Your assignment – What is needed is an exact copy of every record.

----------

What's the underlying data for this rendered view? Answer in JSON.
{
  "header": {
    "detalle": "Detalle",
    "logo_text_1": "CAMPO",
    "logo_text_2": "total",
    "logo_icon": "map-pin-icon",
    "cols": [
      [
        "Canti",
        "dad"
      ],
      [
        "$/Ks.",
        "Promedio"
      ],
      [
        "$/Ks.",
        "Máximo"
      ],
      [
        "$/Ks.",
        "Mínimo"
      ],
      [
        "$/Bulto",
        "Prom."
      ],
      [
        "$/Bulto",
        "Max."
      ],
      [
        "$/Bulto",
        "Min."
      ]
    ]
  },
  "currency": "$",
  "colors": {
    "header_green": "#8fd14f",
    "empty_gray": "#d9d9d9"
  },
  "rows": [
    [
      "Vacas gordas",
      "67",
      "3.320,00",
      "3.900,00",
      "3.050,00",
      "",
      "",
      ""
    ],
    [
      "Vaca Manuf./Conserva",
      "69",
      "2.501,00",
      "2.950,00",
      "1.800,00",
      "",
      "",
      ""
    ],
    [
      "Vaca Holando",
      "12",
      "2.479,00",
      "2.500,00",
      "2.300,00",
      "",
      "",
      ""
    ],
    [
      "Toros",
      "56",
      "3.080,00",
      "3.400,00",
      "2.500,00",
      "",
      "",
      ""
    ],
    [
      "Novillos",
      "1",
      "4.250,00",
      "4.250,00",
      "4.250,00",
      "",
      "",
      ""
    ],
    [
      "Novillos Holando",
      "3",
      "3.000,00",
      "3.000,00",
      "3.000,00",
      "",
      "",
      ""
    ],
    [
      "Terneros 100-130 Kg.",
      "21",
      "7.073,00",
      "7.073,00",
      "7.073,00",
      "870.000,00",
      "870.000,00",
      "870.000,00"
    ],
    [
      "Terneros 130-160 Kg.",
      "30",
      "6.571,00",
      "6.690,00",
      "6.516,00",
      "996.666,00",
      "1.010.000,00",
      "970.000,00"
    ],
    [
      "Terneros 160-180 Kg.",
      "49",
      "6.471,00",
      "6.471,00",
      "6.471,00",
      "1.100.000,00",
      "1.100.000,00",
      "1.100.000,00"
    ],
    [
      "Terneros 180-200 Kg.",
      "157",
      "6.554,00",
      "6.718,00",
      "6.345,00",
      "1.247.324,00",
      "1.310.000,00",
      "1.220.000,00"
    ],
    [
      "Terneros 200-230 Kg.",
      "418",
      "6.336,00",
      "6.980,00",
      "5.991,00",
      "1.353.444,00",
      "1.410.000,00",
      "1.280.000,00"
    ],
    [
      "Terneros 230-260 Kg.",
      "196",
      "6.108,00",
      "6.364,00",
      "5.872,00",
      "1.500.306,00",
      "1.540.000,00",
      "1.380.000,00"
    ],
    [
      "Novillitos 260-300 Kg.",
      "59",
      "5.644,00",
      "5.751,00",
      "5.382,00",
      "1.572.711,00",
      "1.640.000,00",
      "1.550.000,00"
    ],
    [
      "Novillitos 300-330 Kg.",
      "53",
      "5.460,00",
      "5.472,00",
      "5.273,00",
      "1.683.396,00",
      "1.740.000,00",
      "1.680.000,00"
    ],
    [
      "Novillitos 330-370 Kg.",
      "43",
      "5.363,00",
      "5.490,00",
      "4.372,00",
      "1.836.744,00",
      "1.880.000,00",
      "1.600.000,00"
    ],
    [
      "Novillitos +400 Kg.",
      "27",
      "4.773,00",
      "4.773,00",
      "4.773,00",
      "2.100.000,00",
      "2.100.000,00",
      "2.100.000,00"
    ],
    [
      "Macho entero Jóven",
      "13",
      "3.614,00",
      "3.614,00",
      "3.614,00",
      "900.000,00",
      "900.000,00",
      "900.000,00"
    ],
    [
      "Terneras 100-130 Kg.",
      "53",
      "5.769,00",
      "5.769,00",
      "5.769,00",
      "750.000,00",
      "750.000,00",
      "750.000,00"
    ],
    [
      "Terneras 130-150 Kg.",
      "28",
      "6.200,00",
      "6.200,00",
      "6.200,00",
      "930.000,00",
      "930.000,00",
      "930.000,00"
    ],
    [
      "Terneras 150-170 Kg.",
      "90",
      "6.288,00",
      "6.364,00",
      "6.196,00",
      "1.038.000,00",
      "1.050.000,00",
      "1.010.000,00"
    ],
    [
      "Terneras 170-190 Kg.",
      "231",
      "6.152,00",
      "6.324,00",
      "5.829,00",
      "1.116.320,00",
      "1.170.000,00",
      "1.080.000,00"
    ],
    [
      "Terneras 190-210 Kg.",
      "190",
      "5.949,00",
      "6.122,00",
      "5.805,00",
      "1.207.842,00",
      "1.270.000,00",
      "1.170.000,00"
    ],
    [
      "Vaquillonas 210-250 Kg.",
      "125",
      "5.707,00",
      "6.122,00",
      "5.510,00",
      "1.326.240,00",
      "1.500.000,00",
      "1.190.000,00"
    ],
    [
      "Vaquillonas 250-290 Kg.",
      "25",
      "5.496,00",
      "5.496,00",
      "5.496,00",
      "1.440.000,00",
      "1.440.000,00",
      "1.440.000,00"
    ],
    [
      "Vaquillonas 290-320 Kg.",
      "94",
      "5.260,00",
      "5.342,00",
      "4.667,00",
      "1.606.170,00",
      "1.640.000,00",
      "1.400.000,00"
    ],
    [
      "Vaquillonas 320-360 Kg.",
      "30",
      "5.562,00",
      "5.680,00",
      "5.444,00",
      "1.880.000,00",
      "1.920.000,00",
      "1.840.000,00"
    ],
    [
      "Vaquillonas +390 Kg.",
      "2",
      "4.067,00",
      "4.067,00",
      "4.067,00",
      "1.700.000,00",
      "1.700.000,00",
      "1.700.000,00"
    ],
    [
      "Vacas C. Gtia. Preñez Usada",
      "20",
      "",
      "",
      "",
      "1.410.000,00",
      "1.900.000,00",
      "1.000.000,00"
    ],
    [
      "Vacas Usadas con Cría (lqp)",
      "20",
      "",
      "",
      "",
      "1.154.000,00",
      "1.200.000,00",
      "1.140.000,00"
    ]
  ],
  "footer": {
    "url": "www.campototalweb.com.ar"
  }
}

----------

Written response –
What's the underlying data for this rendered view? Answer in JSON.
{
  "header": {
    "detalle": "Detalle",
    "logo_text_1": "CAMPO",
    "logo_text_2": "total",
    "logo_icon": "map-pin-icon",
    "cols": [
      [
        "Canti",
        "dad"
      ],
      [
        "$/Ks.",
        "Promedio"
      ],
      [
        "$/Ks.",
        "Máximo"
      ],
      [
        "$/Ks.",
        "Mínimo"
      ],
      [
        "$/Bulto",
        "Prom."
      ],
      [
        "$/Bulto",
        "Max."
      ],
      [
        "$/Bulto",
        "Min."
      ]
    ]
  },
  "currency": "$",
  "colors": {
    "header_green": "#8fd14f",
    "empty_gray": "#d9d9d9"
  },
  "rows": [
    [
      "Vacas gordas",
      "67",
      "3.320,00",
      "3.900,00",
      "3.050,00",
      "",
      "",
      ""
    ],
    [
      "Vaca Manuf./Conserva",
      "69",
      "2.501,00",
      "2.950,00",
      "1.800,00",
      "",
      "",
      ""
    ],
    [
      "Vaca Holando",
      "12",
      "2.479,00",
      "2.500,00",
      "2.300,00",
      "",
      "",
      ""
    ],
    [
      "Toros",
      "56",
      "3.080,00",
      "3.400,00",
      "2.500,00",
      "",
      "",
      ""
    ],
    [
      "Novillos",
      "1",
      "4.250,00",
      "4.250,00",
      "4.250,00",
      "",
      "",
      ""
    ],
    [
      "Novillos Holando",
      "3",
      "3.000,00",
      "3.000,00",
      "3.000,00",
      "",
      "",
      ""
    ],
    [
      "Terneros 100-130 Kg.",
      "21",
      "7.073,00",
      "7.073,00",
      "7.073,00",
      "870.000,00",
      "870.000,00",
      "870.000,00"
    ],
    [
      "Terneros 130-160 Kg.",
      "30",
      "6.571,00",
      "6.690,00",
      "6.516,00",
      "996.666,00",
      "1.010.000,00",
      "970.000,00"
    ],
    [
      "Terneros 160-180 Kg.",
      "49",
      "6.471,00",
      "6.471,00",
      "6.471,00",
      "1.100.000,00",
      "1.100.000,00",
      "1.100.000,00"
    ],
    [
      "Terneros 180-200 Kg.",
      "157",
      "6.554,00",
      "6.718,00",
      "6.345,00",
      "1.247.324,00",
      "1.310.000,00",
      "1.220.000,00"
    ],
    [
      "Terneros 200-230 Kg.",
      "418",
      "6.336,00",
      "6.980,00",
      "5.991,00",
      "1.353.444,00",
      "1.410.000,00",
      "1.280.000,00"
    ],
    [
      "Terneros 230-260 Kg.",
      "196",
      "6.108,00",
      "6.364,00",
      "5.872,00",
      "1.500.306,00",
      "1.540.000,00",
      "1.380.000,00"
    ],
    [
      "Novillitos 260-300 Kg.",
      "59",
      "5.644,00",
      "5.751,00",
      "5.382,00",
      "1.572.711,00",
      "1.640.000,00",
      "1.550.000,00"
    ],
    [
      "Novillitos 300-330 Kg.",
      "53",
      "5.460,00",
      "5.472,00",
      "5.273,00",
      "1.683.396,00",
      "1.740.000,00",
      "1.680.000,00"
    ],
    [
      "Novillitos 330-370 Kg.",
      "43",
      "5.363,00",
      "5.490,00",
      "4.372,00",
      "1.836.744,00",
      "1.880.000,00",
      "1.600.000,00"
    ],
    [
      "Novillitos +400 Kg.",
      "27",
      "4.773,00",
      "4.773,00",
      "4.773,00",
      "2.100.000,00",
      "2.100.000,00",
      "2.100.000,00"
    ],
    [
      "Macho entero Jóven",
      "13",
      "3.614,00",
      "3.614,00",
      "3.614,00",
      "900.000,00",
      "900.000,00",
      "900.000,00"
    ],
    [
      "Terneras 100-130 Kg.",
      "53",
      "5.769,00",
      "5.769,00",
      "5.769,00",
      "750.000,00",
      "750.000,00",
      "750.000,00"
    ],
    [
      "Terneras 130-150 Kg.",
      "28",
      "6.200,00",
      "6.200,00",
      "6.200,00",
      "930.000,00",
      "930.000,00",
      "930.000,00"
    ],
    [
      "Terneras 150-170 Kg.",
      "90",
      "6.288,00",
      "6.364,00",
      "6.196,00",
      "1.038.000,00",
      "1.050.000,00",
      "1.010.000,00"
    ],
    [
      "Terneras 170-190 Kg.",
      "231",
      "6.152,00",
      "6.324,00",
      "5.829,00",
      "1.116.320,00",
      "1.170.000,00",
      "1.080.000,00"
    ],
    [
      "Terneras 190-210 Kg.",
      "190",
      "5.949,00",
      "6.122,00",
      "5.805,00",
      "1.207.842,00",
      "1.270.000,00",
      "1.170.000,00"
    ],
    [
      "Vaquillonas 210-250 Kg.",
      "125",
      "5.707,00",
      "6.122,00",
      "5.510,00",
      "1.326.240,00",
      "1.500.000,00",
      "1.190.000,00"
    ],
    [
      "Vaquillonas 250-290 Kg.",
      "25",
      "5.496,00",
      "5.496,00",
      "5.496,00",
      "1.440.000,00",
      "1.440.000,00",
      "1.440.000,00"
    ],
    [
      "Vaquillonas 290-320 Kg.",
      "94",
      "5.260,00",
      "5.342,00",
      "4.667,00",
      "1.606.170,00",
      "1.640.000,00",
      "1.400.000,00"
    ],
    [
      "Vaquillonas 320-360 Kg.",
      "30",
      "5.562,00",
      "5.680,00",
      "5.444,00",
      "1.880.000,00",
      "1.920.000,00",
      "1.840.000,00"
    ],
    [
      "Vaquillonas +390 Kg.",
      "2",
      "4.067,00",
      "4.067,00",
      "4.067,00",
      "1.700.000,00",
      "1.700.000,00",
      "1.700.000,00"
    ],
    [
      "Vacas C. Gtia. Preñez Usada",
      "20",
      "",
      "",
      "",
      "1.410.000,00",
      "1.900.000,00",
      "1.000.000,00"
    ],
    [
      "Vacas Usadas con Cría (lqp)",
      "20",
      "",
      "",
      "",
      "1.154.000,00",
      "1.200.000,00",
      "1.140.000,00"
    ]
  ],
  "footer": {
    "url": "www.campototalweb.com.ar"
  }
}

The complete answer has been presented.